Cutting cuttings is best at the very beginning of active development, in February-April, using semi-lignified shoots up to 10 cm long. Cuttings can be rooted simply in moist sand, after treatment with a growth stimulant and with mandatory lower heating. For grafting, you need to create the same conditions as for seeds - a temperature of about 23-25 degrees Celsius, constant spraying and airing. After rooting, the cuttings are transplanted into a regular substrate and grown as seedlings, only after 4-6 weeks they switch to a typical allamand care for adults.
Pests and diseases in allamanda
Under comfortable conditions, allamanda is a fairly stable culture. If the air is too dry or in a weakened state, it is vulnerable to spider mites, whiteflies and nematodes. Pest control is better with integrated measures.
Common growing problems:

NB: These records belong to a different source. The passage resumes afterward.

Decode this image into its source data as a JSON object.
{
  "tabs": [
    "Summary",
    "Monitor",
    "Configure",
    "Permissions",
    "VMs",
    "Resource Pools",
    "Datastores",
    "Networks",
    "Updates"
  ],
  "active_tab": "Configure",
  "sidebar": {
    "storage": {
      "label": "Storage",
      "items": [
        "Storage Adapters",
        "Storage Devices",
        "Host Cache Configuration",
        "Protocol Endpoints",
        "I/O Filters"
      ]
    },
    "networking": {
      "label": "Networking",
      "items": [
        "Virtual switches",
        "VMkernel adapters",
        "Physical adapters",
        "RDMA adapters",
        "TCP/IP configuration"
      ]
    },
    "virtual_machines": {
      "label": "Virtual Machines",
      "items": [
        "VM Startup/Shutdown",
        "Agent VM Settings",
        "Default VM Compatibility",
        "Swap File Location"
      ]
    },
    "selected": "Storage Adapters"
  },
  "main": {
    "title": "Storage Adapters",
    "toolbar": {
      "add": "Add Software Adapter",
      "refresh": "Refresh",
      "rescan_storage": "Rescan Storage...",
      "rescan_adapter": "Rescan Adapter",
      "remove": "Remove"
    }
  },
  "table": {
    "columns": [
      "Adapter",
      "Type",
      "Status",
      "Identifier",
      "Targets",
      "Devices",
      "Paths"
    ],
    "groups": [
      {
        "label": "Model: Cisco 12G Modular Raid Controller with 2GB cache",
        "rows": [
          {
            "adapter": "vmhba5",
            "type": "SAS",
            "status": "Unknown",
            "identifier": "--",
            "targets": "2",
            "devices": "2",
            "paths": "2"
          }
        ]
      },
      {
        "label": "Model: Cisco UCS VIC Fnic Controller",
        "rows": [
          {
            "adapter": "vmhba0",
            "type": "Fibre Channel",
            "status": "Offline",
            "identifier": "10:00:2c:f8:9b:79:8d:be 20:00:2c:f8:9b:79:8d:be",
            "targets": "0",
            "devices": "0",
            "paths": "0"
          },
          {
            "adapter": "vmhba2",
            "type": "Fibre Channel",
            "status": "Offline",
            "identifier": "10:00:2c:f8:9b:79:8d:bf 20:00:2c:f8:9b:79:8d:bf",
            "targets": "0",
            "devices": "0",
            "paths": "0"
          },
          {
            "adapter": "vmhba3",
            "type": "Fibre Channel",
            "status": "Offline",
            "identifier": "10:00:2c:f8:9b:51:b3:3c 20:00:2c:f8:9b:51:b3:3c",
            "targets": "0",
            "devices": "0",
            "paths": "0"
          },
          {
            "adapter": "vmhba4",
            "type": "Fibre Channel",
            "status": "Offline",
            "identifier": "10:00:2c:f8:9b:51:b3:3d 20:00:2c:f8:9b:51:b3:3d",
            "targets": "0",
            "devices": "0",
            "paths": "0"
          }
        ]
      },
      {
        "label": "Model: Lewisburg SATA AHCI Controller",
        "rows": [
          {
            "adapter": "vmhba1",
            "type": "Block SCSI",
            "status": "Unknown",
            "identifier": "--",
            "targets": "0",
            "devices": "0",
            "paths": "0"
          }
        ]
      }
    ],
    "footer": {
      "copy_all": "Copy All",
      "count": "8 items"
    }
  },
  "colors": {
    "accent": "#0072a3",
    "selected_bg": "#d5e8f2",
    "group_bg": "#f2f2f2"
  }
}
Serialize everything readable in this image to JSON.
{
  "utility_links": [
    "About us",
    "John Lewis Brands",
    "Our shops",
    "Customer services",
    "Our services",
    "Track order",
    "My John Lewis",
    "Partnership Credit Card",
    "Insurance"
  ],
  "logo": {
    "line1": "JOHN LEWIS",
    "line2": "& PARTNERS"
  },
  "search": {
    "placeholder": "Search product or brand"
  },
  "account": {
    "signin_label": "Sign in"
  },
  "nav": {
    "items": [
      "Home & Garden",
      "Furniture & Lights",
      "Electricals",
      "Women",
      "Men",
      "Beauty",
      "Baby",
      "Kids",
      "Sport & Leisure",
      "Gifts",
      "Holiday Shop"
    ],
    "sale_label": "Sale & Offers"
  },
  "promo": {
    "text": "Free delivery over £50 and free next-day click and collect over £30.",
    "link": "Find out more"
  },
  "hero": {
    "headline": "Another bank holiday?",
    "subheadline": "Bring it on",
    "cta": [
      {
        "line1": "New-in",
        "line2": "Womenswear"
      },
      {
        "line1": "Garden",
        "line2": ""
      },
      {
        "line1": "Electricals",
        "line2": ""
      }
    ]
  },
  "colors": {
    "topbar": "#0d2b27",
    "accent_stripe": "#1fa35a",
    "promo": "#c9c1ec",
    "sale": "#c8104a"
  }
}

- curl of leaves with excessive watering or hypothermia;
- brown leaves at low temperatures or dampness;
- elongation of shoots and pallor of greens with poor lighting or insufficient nutrition;
- the appearance of black spots at the base of shoots is waterlogging or an urgent need for increased lighting.